North Korea accuses US of exploiting student’s death
SEOUL, South Korea (AP) — North Korea accused the Trump administration on Thursday of exploiting the death of an Ohio student who died soon after being released from detention in the Asian nation.
The state-run Korean Central News Agency quoted a foreign ministry spokesman as criticizing the White House for using the death of Otto Warmbier for propaganda purposes against North Korea.
“The fact that the U.S. is employing even a dead person for the conspiracy campaign to fuel the international atmosphere of putting pressure on (North Korea) shows how vile and inveterate the hostility of the U.S. policy-makers towards (North Korea) is,” the unidentified spokesman said in a statement.
Warmbier, who was vacationing in North Korea, was sentenced to 15 years of hard labor in March 2016 for allegedly stealing a propaganda poster two months earlier. North Korea has said Warmbier fell into a coma that resulted from botulism and a sleeping pill.
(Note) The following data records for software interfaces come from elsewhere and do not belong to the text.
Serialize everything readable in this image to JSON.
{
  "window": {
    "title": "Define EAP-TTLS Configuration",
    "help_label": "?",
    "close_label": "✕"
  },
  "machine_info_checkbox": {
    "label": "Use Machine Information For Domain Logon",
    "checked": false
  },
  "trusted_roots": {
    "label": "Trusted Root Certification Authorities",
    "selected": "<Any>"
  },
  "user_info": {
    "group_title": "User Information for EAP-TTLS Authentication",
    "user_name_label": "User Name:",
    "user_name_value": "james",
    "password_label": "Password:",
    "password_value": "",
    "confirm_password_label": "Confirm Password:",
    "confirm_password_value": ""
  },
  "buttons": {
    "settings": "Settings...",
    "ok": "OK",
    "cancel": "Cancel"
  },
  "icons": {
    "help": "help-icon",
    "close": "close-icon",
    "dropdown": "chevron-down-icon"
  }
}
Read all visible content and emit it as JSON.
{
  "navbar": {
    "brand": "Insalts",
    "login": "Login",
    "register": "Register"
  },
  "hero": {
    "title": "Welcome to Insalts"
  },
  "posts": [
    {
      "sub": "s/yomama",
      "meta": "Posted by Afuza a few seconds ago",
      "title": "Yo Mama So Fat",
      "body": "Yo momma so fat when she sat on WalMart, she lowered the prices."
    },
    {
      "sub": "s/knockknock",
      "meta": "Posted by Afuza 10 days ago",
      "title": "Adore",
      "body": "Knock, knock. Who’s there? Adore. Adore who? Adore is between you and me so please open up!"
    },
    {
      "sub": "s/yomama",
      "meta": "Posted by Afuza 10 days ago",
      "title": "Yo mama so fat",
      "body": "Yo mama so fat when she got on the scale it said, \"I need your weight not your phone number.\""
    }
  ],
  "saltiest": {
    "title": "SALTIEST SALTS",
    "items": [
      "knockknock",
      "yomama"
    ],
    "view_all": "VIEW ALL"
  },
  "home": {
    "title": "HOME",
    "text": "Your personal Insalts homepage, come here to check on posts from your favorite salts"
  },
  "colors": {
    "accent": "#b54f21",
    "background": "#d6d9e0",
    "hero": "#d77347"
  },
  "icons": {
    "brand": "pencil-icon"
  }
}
The spokesman reiterated North Korea’s denial that it tortured the American student, who was detained for more than year and died soon after his release to the U.S. while still in a coma.
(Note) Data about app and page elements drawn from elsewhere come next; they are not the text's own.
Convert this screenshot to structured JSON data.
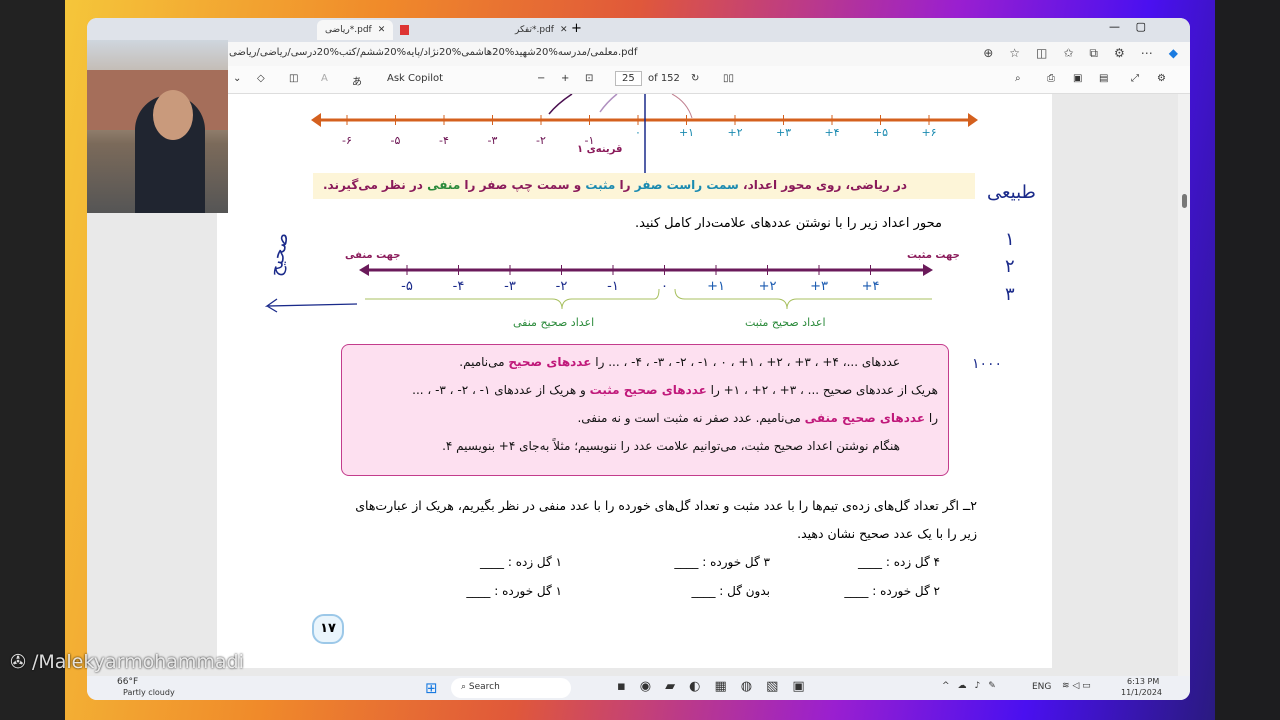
{
  "browser": {
    "tabs": [
      {
        "label": "ریاضی*.pdf"
      },
      {
        "label": "تفکر*.pdf"
      }
    ],
    "new_tab": "+",
    "url": "معلمی/مدرسه%20شهید%20هاشمی%20نژاد/پایه%20ششم/کتب%20درسی/ریاضی/ریاضی.pdf",
    "toolbar": {
      "ask_copilot": "Ask Copilot",
      "page_current": "25",
      "page_total": "of 152",
      "zoom_out": "−",
      "zoom_in": "+"
    }
  },
  "page": {
    "top_line": {
      "labels": [
        "-۶",
        "-۵",
        "-۴",
        "-۳",
        "-۲",
        "-۱",
        "۰",
        "+۱",
        "+۲",
        "+۳",
        "+۴",
        "+۵",
        "+۶"
      ],
      "caption": "قرینه‌ی ۱"
    },
    "yellow_note": {
      "p1": "در ریاضی، روی محور اعداد، ",
      "p2": "سمت راست صفر",
      "p3": " را ",
      "p4": "مثبت",
      "p5": " و سمت چپ صفر را ",
      "p6": "منفی",
      "p7": " در نظر می‌گیرند."
    },
    "instruction": "محور اعداد زیر را با نوشتن عددهای علامت‌دار کامل کنید.",
    "axis": {
      "neg_dir": "جهت منفی",
      "pos_dir": "جهت مثبت",
      "labels": [
        "-۵",
        "-۴",
        "-۳",
        "-۲",
        "-۱",
        "۰",
        "+۱",
        "+۲",
        "+۳",
        "+۴"
      ],
      "neg_group": "اعداد صحیح منفی",
      "pos_group": "اعداد صحیح مثبت"
    },
    "box": {
      "l1a": "عددهای ...، ۴+ ، ۳+ ، ۲+ ، ۱+ ، ۰ ، ۱- ، ۲- ، ۳- ، ۴- ، ... را ",
      "l1b": "عددهای صحیح",
      "l1c": " می‌نامیم.",
      "l2a": "هریک از عددهای صحیح ... ، ۳+ ، ۲+ ، ۱+ را ",
      "l2b": "عددهای صحیح مثبت",
      "l2c": " و هریک از عددهای ۱- ، ۲- ، ۳- ، ...",
      "l3a": "را ",
      "l3b": "عددهای صحیح منفی",
      "l3c": " می‌نامیم. عدد صفر نه مثبت است و نه منفی.",
      "l4": "هنگام نوشتن اعداد صحیح مثبت، می‌توانیم علامت عدد را ننویسیم؛ مثلاً به‌جای ۴+ بنویسیم ۴."
    },
    "q2": {
      "l1": "۲ــ اگر تعداد گل‌های زده‌ی تیم‌ها را با عدد مثبت و تعداد گل‌های خورده را با عدد منفی در نظر بگیریم، هریک از عبارت‌های",
      "l2": "زیر را با یک عدد صحیح نشان دهید.",
      "items": [
        "۴ گل زده : ____",
        "۳ گل خورده : ____",
        "۱ گل زده : ____",
        "۲ گل خورده : ____",
        "بدون گل : ____",
        "۱ گل خورده : ____"
      ]
    },
    "page_number": "۱۷",
    "handwriting": {
      "h1": "طبیعی",
      "h2": "۱",
      "h3": "۲",
      "h4": "۳",
      "h5": "صحیح",
      "h6": "۱۰۰۰"
    }
  },
  "taskbar": {
    "weather_temp": "66°F",
    "weather_desc": "Partly cloudy",
    "search": "Search",
    "lang": "ENG",
    "time": "6:13 PM",
    "date": "11/1/2024"
  },
  "watermark": "/Malekyarmohammadi"
}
“We provided him with sincere medical care on humanitarian grounds in consideration of his failing health until he returned to the U.S.,” he said.
The statement expressed particular indignation that U.S. President Donald Trump had criticized North Korea’s top leader.
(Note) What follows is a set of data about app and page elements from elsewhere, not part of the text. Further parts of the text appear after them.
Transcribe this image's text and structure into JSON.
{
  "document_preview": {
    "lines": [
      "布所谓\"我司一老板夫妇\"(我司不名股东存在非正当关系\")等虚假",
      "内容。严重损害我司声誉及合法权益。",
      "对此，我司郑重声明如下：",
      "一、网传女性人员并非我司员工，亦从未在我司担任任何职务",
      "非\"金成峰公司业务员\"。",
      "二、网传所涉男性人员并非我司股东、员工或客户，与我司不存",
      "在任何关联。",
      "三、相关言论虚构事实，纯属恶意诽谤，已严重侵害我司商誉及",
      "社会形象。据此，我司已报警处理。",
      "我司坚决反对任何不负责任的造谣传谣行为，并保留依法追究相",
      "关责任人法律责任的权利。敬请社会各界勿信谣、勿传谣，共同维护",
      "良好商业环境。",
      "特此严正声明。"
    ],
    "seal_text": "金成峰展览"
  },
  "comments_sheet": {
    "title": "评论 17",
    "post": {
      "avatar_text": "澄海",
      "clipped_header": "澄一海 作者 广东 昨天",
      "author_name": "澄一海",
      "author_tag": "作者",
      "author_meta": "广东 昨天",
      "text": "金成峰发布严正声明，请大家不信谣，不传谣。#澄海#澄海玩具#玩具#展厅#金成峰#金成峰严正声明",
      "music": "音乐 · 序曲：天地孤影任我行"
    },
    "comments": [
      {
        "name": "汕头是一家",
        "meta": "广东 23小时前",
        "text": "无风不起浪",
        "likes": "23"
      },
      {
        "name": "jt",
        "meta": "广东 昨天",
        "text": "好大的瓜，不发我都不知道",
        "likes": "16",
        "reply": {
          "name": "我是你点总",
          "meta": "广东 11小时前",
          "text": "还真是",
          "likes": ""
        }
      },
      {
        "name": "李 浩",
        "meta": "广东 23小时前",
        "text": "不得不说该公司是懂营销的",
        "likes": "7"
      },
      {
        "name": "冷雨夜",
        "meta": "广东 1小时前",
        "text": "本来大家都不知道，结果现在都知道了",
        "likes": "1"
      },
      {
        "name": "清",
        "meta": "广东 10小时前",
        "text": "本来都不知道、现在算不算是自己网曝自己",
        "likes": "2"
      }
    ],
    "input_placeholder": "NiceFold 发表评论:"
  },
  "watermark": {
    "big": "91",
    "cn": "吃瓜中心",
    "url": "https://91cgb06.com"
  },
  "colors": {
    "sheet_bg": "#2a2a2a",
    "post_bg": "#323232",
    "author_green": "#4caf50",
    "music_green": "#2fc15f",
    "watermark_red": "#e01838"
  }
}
“The fact that the old lunatic Trump and his riff-raff slandered the sacred dignity of our supreme leadership, using bogus data full of falsehood and fabrications, only serves to redouble the surging hatred of our army and people towards the U.S.,” it said.
Trump referenced Warmbier’s death in comments critical of North Korea during his debut speech to the U.N. General Assembly earlier this month.
Warmbier’s parents told a Fox News TV show Tuesday that North Korea tortured and “destroyed” him. Trump tweeted afterward: “Otto was tortured beyond belief by North Korea.” The tweet added to a series of recent accusations and heated exchanges between his administration and North Korean officials.
An Ohio coroner on Wednesday said her office was unable to determine what caused the brain damage that led to Warmbier’s death, other than it stemmed from oxygen deprivation more than a year before his death.
“Could that have been torture at the time? We don’t know,” Dr. Lakshmi Sammarco said.